Collective Intelligence tools that use more sensitive and sophisticated rating mechanisms capture this far more accurately. It is through the analysis of such community ratings and comments that themes which resonate most with the community can be identified. As a result, the output is not shaped artificially by an individual analyst or team of researchers, but authentically by members of the group. These aggregation mechanisms transform private judgements into collective decisions, democratising employee opinion and allowing true Collective Intelligence to be collected.
Pushing towards transparency
Despite social technology driving us headlong into the age of mass collaboration and mass transparency, some leaders seem reluctant to welcome this trend, fearing that giving employees a say in an open forum may result in critical feedback being attributed to them. The reality is that the perils of an open approach are often overestimated, concealing its merits.
Leaders who embrace it would be sending a positive message to both their team and their superiors by being progressive in embracing change. Transparency is critical to building trust and establishing an authentic dialogue between employees and employers, allowing meaningful conversations to take place where the right questions can be asked and the most effective solutions can be formulated.
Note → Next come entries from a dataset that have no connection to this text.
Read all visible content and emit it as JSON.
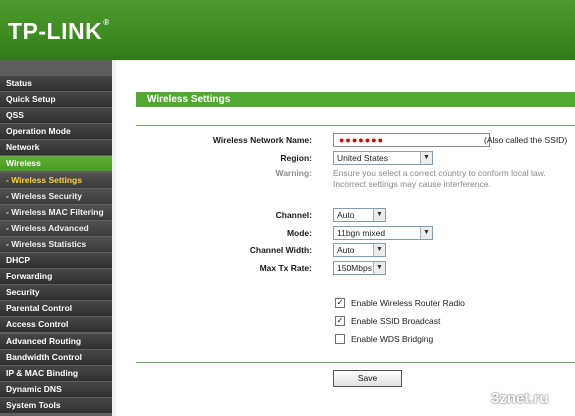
{
  "brand": {
    "logo_text": "TP-LINK",
    "reg_mark": "®",
    "header_color": "#3f8c22"
  },
  "sidebar": {
    "items": [
      {
        "label": "Status",
        "type": "main"
      },
      {
        "label": "Quick Setup",
        "type": "main"
      },
      {
        "label": "QSS",
        "type": "main"
      },
      {
        "label": "Operation Mode",
        "type": "main"
      },
      {
        "label": "Network",
        "type": "main"
      },
      {
        "label": "Wireless",
        "type": "main",
        "active": true
      },
      {
        "label": "- Wireless Settings",
        "type": "sub",
        "current": true
      },
      {
        "label": "- Wireless Security",
        "type": "sub"
      },
      {
        "label": "- Wireless MAC Filtering",
        "type": "sub"
      },
      {
        "label": "- Wireless Advanced",
        "type": "sub"
      },
      {
        "label": "- Wireless Statistics",
        "type": "sub"
      },
      {
        "label": "DHCP",
        "type": "main"
      },
      {
        "label": "Forwarding",
        "type": "main"
      },
      {
        "label": "Security",
        "type": "main"
      },
      {
        "label": "Parental Control",
        "type": "main"
      },
      {
        "label": "Access Control",
        "type": "main"
      },
      {
        "label": "Advanced Routing",
        "type": "main"
      },
      {
        "label": "Bandwidth Control",
        "type": "main"
      },
      {
        "label": "IP & MAC Binding",
        "type": "main"
      },
      {
        "label": "Dynamic DNS",
        "type": "main"
      },
      {
        "label": "System Tools",
        "type": "main"
      }
    ]
  },
  "main": {
    "section_title": "Wireless Settings",
    "ssid": {
      "label": "Wireless Network Name:",
      "value": "●●●●●●●",
      "note": "(Also called the SSID)"
    },
    "region": {
      "label": "Region:",
      "value": "United States"
    },
    "warning": {
      "label": "Warning:",
      "text": "Ensure you select a correct country to conform local law. Incorrect settings may cause interference."
    },
    "channel": {
      "label": "Channel:",
      "value": "Auto"
    },
    "mode": {
      "label": "Mode:",
      "value": "11bgn mixed"
    },
    "channel_width": {
      "label": "Channel Width:",
      "value": "Auto"
    },
    "max_tx_rate": {
      "label": "Max Tx Rate:",
      "value": "150Mbps"
    },
    "options": [
      {
        "label": "Enable Wireless Router Radio",
        "checked": true,
        "mark": "✓"
      },
      {
        "label": "Enable SSID Broadcast",
        "checked": true,
        "mark": "✓"
      },
      {
        "label": "Enable WDS Bridging",
        "checked": false,
        "mark": ""
      }
    ],
    "save_label": "Save"
  },
  "watermark": "3znet.ru"
}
Depending on the sensitivity of the topic in discussion, the ability to conceal participant identities may be useful in encouraging participants to provide candid feedback – this is an advantage Collective Intelligence tools may have over existing social media platforms such as Yammer and Chatter where participants’ identities are revealed.
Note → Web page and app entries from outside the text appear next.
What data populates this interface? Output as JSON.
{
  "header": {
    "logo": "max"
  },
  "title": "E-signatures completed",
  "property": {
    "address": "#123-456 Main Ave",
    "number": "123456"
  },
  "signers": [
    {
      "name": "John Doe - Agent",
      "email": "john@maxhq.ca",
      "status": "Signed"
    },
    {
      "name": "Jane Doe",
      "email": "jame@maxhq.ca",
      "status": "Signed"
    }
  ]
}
Collective Intelligence is a social machine; the technology is the engine and the people are the fuel. What’s missing in organisations is the ignition, the go ahead. There needs to be a cultural change in HR departments that moves research away from giving employees a say behind closed doors to giving them a say in an open forum.
Editor of HRExaminer.com, John Sumser, who’s top-rated comment reflects the community feeling of those who participated in our Future of Employee Research study, recognises this potential: “The difference will be amazing. Today, we create hypotheses and then go and collect the data. Tomorrow, we’ll be doing the inverse…We’ll be getting answers to questions we didn’t know to ask.”
Mindful of the concerns and considerations discussed in this article, Silverman Research designed Crowdoscope in collaboration with Unilever to harness the Collective Intelligence of employees, customers and consumers. By giving participants a say in an open forum, Crowdoscope provides the ideal environment to optimize input and extract key insight.